We snorkeled for about an hour, but only saw a few turtles, schools of minnows and the odd brightly coloured fish, including the parrot fish.
Back on board, we showered to get the salt water off us and finally took a break for some lunch. I planned a nap after lunch before our last excursion of the day back on Isabella, but it was not meant to be. I had no sooner got into my cabin when Harry announced over the loudspeaker that they had spotted a Bryde’s whale at the front of the ship. So up the stairs and outside to the bow of the ship. Unfortunately, after waiting and watching for a bit, it appeared the whale had chosen another direction.
So down the stairs I went to my cabin again, and then a few minutes later… whale near the bow. I raced up the stairs with my camera and sure enough, the whale was appearing every couple minutes. The whale was so close we could hear the air being pushed out the blow hole. It was awesome. We watched for about 15 minutes and then lost the whale again.
By now we were approaching Isabella again so it was back in the zodiacs for the trip to Urbina Bay. And as we approached shore, we spotted a spotted a ray in the waters near the shoreline. We circled a couple times watching it swim around before we moved to shore.
After we hopped out of the zodiacs (wet landing meaning we had to wade through the water to shore), we began a hike on a well marked path to see if we could find the giant tortoises and land iguanas. And as luck would have it, we spotted two not more than five minutes into the hike. These were juvenile giant tortoises, but nevertheless, HUGE.
As we continued our hike, we spotted a number of land iguanas. The first we spotted was an incredible yellowy orange colour. We also spotted orangey brown iguanas and then some more yellowy orange iguanas. The colours were simply amazing.
Once we completed the circle around the area where the giant tortoises and land iguanas are known to inhabit, we got back in the zodiacs and headed to the boat for some well earned rest.
By dinner time I was really ready to eat. Dinners on board (in fact all meals) have been terrific. Lots of and lots of salads (which make salad fanatic James very, very happy) rice, potatoes, as well as a meat or fish dish and always, always desert. And this dinner turned into a bit of a special occasion. Nancy had purchased wine for both tables and asked us to toast her late cousin who was an avid traveler and encouraged Nancy and Steve to travel. He had even left Nancy some money in his will, which Nancy and Steve used for this trip. It was incredibly special that Nancy and Steve shared this with us. So cheers to Nancy’s cousin. I am certain he would have been a kindred spirit with many of us on the boat.

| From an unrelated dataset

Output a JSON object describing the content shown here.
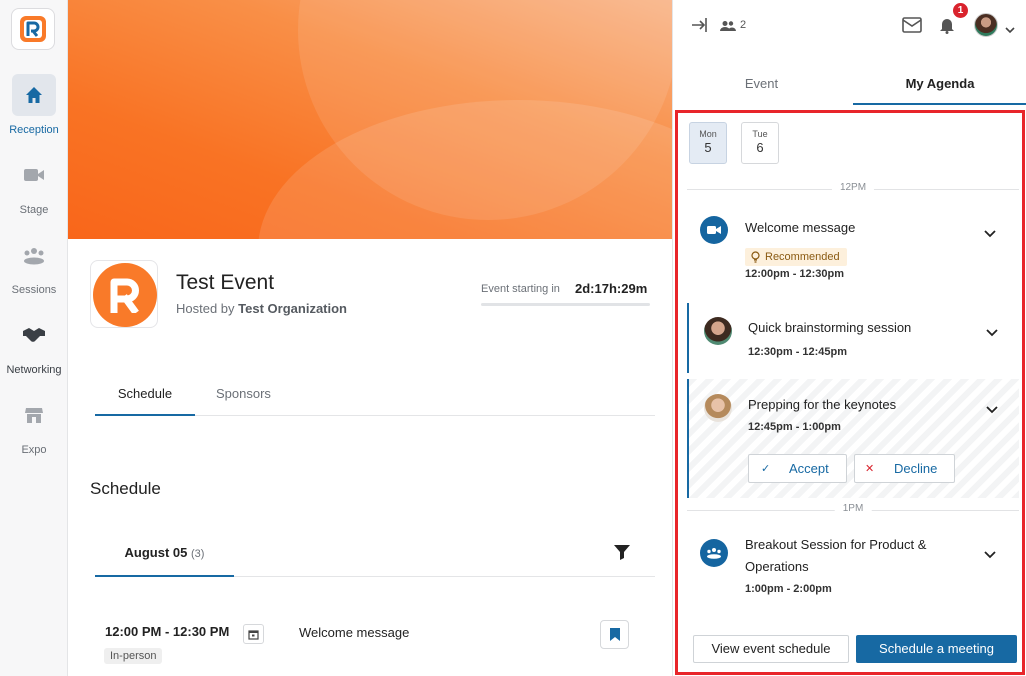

So tomorrow we only have a couple excursion and then a 12 hour ride to the island of Floreana. I am really looking forward to lazing around on deck watching for whales and dolphins while taking a break from our daily excursions.